Here we reflect on why we need more kindness, whether it’s in our nature to be kind and some of the psychological benefits of kindness.
Why we need a little more kindness in our lives
You have more than likely been drawn to this post because you have an interest in promoting kindness. Perhaps you’ve recently witnessed a kind or unkind act and it has got you thinking. Perhaps you noticed someone in desperate need of some kindness in their life. Perhaps your journeys as parents or carers have made you reflect on society, growing inequality and tendencies for competition to be valued too highly over kindness and cooperation.
Whilst on occasions there is a noticeable lack of kindness out there in the world, there are often signs of the same when it comes to the way that we treat ourselves.
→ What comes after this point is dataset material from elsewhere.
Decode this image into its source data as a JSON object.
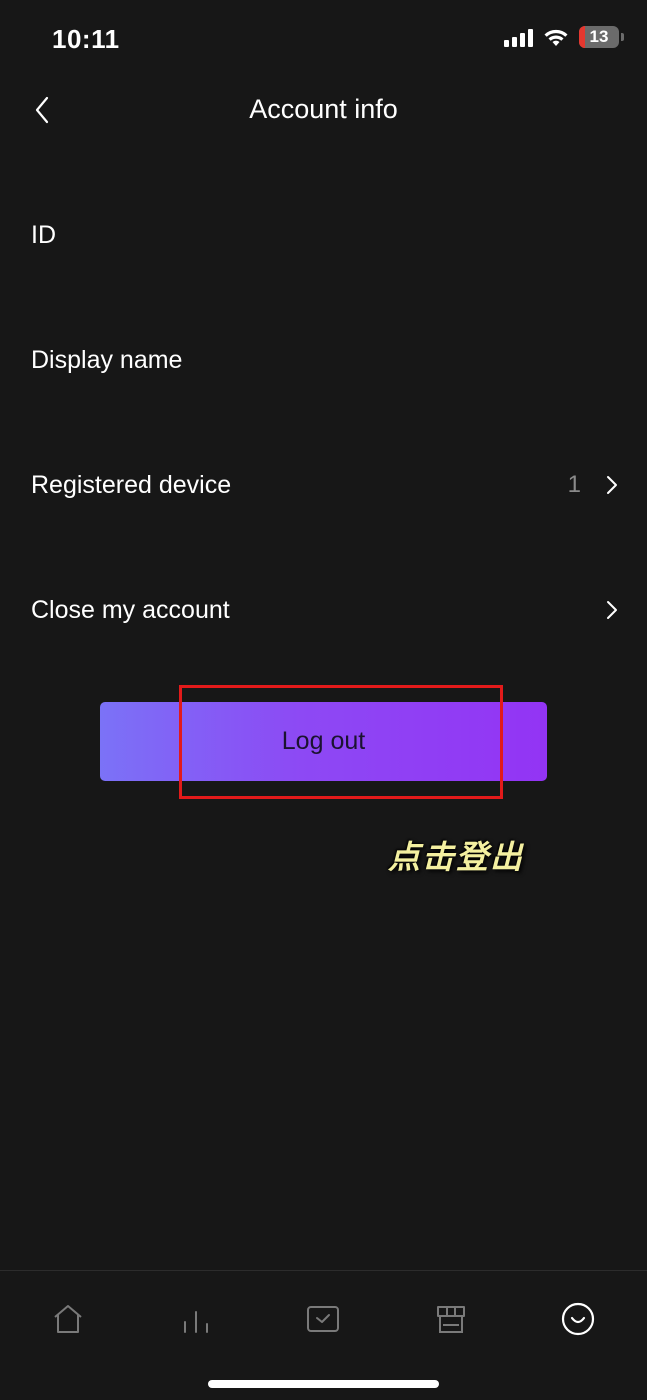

How often have you been so distracted by growing to-do lists that you have failed to enjoy a special moment that you have been looking forward to? How many times have you multitasked whilst eating and failed to even savour a tiny bite? How many times have you berated yourself for doing too little, doing too much, going too fast, going too slow or even stopping? And we won’t even go into the effects of the impossible standards communicated to us in each daily barrage of highly filtered, media images.
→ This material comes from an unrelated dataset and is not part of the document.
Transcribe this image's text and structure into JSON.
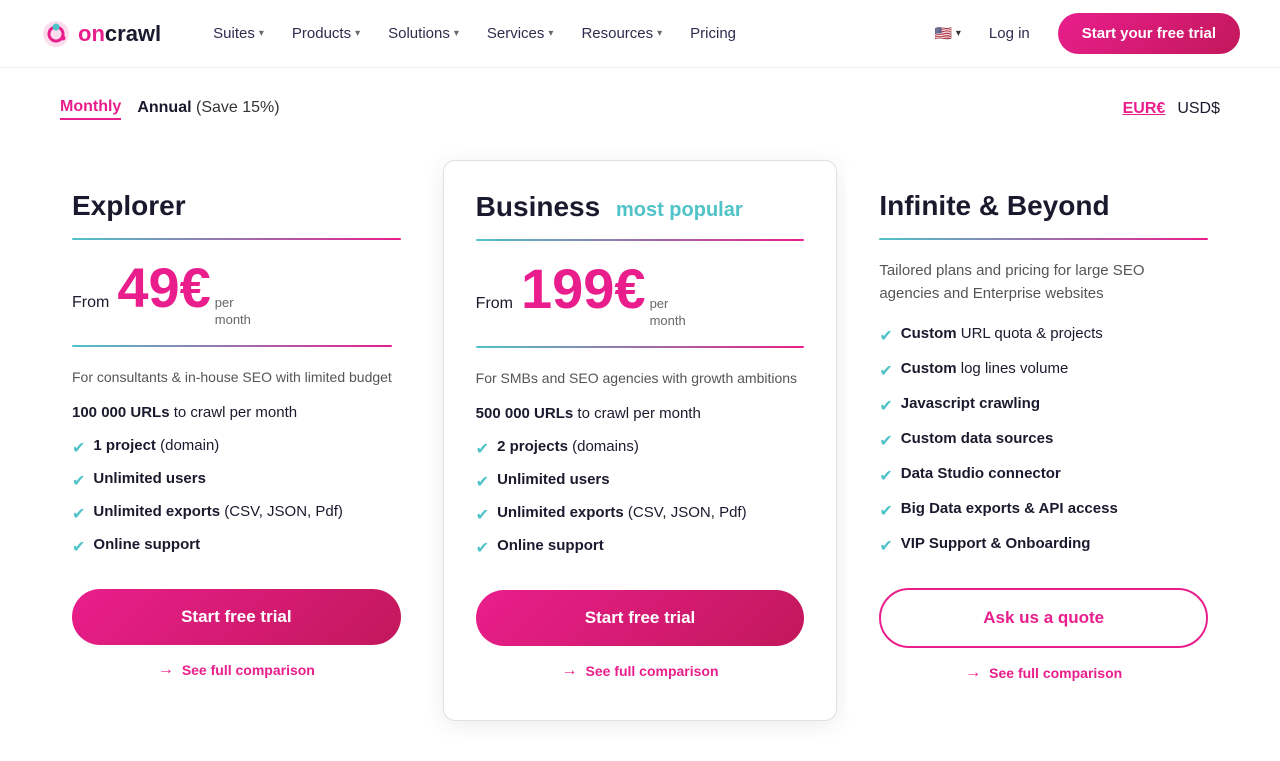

Reflections on society, politics and even the way that we think about ourselves and others seem to suggest that both interpersonal and intrapersonal unkindness is increasing.
The world needs more kindness and it’s highly likely that you need to be kinder to yourself too!
Kinder by nature
At your very core, are you biologically driven to be selfish or kind? The debate as to whether humans are innately good (and therefore made ‘bad’ by their environment) or innately bad (and therefore made ‘good’ or socialised by their environment) is a long standing one.
Coming from an area that has its roots in humanistic psychology, I truly believe that we are born with an innate need to be connected to others, to experience empathy and, ultimately, to be kind and oriented towards positive personal and interpersonal growth. Indeed, some researchers suggest that we have evolved to be kind and cooperative and that this is the ultimate route to a meaningful life. We have discussed how meaning is a fundamental element of wellbeing in a previous post.
The Benefits of Kindness
Kindness is not just good for the recipient, the community and society at large- it’s good for YOU!
Psychologists have found that engaging in an act of kindness increases your general wellbeing. Kind acts have been found to reliably produce the greatest single momentary increase in wellbeing of any other positive psychology exercise.
On a grander scale, research suggests that there is a virtuous cycle or feedback loop at work when it comes to kindness. Being kind makes you feel happy and being happy makes you feel kind. Therefore, it seems to be the case that our acts of kindness promote lasting happiness and, ultimately, even more kindness.
Just in case you you needed any more reasons to spread and promote kindness this month (and hopefully forever!), here are a few of the benefits that have been linked to kindness:
increased oxytocin and serotonin levels
So, with all that in mind, here’s to being kinder to ourselves and others!
Take a look at this month’s ACTIVITY PACK if you’d like to explore the topic of kindness with your little one or gift a pack this month! It contains a fantastic children’s book on kindness and a craft activity.